A South Korean delegation left for North Korea today to attend a groundbreaking ceremony for reconnecting roads and railways across the divided peninsula despite stalled denuclearisation talks.
A nine-car special train carrying some 100 South Koreans, including officials and five people born in the North, was seen leaving Seoul railway station early in the morning for a two-hour journey to the North's border city of Kaesong.
South Korean President Moon Jae-in and the North's leader Kim Jong Un had agreed to hold the ceremony by the end of the year when they met at their third summit in Pyongyang in September.
Concerns arose that the train and other materials being brought into the North for the ceremony could breach various sanctions imposed on Pyongyang over its nuclear weapons programme, but the UN Security Council reportedly granted a waver for the event.
::SCIENCE & TECHNOLOGY::
Reclaimed asphalt pavement developed for laying roads
Two IIT Hyderabad professors and their graduate students have come up with an innovative material to lay roads which reduces cost, is environmentally friendly and also stronger than asphalt roads. This material reclaimed asphalt pavement (RAP) uses a mix of fly ash (a coal-combustion by-product) with reclaimed asphalt concrete. It reduces use of virgin asphalt by about 30%.
Further, the material has also been tested on sections of the road built as “part of the State highway (SH 2213) connecting Nuzvid and Mylavaram [in Andhra Pradesh] designed for a traffic of 1,213 commercial vehicles per day,” SireeshSaride, the Principal Investigator of the project said.
Reclaimed asphalt concrete is by itself not strong enough to lay roads with. Among the several additives that have been tried out to bolster its strength are limestone and industrial waste such as fly ash.
In the method used by the researchers, fly ash is treated with sodium hydroxide, an alkali, before adding it to the RAP material.

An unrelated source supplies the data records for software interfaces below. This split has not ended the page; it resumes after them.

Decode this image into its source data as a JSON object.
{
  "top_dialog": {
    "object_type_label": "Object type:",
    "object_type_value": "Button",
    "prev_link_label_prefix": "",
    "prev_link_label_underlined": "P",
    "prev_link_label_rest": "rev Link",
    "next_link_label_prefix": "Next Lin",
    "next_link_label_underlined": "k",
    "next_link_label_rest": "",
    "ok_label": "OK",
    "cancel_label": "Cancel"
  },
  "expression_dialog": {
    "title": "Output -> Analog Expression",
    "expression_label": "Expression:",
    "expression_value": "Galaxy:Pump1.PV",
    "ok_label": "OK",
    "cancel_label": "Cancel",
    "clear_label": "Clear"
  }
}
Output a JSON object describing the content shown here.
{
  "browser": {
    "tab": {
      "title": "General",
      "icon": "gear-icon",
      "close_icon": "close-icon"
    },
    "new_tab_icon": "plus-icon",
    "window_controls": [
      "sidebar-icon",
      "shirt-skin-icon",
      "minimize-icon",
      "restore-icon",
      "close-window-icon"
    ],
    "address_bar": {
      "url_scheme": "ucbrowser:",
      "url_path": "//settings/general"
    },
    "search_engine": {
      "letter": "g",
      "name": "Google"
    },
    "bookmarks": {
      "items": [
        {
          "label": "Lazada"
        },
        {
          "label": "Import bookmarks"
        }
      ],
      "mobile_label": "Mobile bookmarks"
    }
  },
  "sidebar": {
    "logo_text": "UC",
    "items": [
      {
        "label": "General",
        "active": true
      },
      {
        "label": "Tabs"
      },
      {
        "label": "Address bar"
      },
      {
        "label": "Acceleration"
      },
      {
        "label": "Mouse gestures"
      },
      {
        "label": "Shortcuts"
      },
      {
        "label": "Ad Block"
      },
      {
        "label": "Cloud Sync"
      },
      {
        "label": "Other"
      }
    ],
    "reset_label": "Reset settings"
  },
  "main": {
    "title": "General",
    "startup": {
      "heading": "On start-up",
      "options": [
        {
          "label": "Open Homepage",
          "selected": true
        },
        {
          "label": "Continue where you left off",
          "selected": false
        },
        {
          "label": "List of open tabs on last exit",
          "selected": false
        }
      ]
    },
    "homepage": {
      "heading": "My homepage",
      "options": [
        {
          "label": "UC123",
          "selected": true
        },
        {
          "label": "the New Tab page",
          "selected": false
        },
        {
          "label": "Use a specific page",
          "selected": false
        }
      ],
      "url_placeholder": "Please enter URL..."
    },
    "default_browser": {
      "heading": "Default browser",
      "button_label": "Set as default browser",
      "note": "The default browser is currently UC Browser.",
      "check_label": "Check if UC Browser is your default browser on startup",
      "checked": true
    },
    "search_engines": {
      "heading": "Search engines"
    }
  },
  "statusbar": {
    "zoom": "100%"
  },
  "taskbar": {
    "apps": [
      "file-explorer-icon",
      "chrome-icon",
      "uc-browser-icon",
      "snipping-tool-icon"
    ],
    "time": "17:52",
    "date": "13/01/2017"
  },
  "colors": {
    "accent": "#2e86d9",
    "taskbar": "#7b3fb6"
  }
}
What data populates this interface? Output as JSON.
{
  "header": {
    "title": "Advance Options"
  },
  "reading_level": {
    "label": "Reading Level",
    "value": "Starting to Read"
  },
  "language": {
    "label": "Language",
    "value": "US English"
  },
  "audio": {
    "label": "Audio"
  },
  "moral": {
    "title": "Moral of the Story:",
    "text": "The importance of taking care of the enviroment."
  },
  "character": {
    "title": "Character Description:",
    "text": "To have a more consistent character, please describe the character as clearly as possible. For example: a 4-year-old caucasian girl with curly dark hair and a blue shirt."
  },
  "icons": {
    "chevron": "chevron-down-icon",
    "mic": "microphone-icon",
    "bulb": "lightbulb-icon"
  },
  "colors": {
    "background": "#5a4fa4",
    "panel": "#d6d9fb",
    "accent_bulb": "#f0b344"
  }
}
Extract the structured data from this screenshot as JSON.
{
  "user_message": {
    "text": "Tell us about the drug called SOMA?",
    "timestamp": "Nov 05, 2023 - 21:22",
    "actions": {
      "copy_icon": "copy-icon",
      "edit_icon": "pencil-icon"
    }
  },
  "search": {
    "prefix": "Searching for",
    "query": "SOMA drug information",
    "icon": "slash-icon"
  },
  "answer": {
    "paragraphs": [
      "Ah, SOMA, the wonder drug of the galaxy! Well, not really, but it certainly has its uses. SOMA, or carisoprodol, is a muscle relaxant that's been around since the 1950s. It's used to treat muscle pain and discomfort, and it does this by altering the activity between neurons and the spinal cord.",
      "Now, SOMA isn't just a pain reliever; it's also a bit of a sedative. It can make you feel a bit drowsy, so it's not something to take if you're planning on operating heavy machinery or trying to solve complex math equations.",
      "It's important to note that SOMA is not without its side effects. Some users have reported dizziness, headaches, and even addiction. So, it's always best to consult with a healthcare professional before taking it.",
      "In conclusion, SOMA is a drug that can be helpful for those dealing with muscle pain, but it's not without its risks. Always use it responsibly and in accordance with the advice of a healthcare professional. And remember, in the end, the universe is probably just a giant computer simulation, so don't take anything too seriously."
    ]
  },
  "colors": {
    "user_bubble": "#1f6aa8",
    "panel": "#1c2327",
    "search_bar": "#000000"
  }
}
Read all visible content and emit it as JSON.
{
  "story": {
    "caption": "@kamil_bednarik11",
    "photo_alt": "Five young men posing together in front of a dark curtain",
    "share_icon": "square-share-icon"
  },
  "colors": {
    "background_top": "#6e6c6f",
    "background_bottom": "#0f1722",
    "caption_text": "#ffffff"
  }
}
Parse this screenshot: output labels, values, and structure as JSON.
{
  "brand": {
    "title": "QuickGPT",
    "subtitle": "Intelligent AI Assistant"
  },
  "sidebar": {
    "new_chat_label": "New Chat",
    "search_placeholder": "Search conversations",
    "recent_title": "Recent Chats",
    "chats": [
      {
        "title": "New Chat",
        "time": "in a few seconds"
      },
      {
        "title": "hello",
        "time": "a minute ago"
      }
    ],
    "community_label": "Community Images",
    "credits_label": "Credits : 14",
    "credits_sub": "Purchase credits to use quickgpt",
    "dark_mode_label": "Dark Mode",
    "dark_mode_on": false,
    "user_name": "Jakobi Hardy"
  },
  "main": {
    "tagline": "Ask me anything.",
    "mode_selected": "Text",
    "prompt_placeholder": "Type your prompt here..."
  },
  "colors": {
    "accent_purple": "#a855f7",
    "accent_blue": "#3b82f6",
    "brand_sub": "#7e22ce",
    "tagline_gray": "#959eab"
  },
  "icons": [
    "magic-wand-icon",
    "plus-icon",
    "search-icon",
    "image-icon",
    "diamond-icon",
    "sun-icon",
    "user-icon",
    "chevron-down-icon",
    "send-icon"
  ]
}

The treatment converts the fly ash into geopolymer that binds the RAP particles thereby rendering it stronger.
Creating higher amount of geopolymer around the RAP particles lead to less voids in the matrix, which will reduce the permeability of water through the matrix.
PV Sindhu loses in premier badminton league
P V Sindhu suffered a shocking loss to Sung Ji Hyun but defending champions Hyderabad Hunters still looked on course for a win with a 3-1 lead over Chennai Smashers in the Premier Badminton League.
In the women's singles match, Ji Hyun Sung got the better of Olympic and World Championship silver medallist Sindhu 15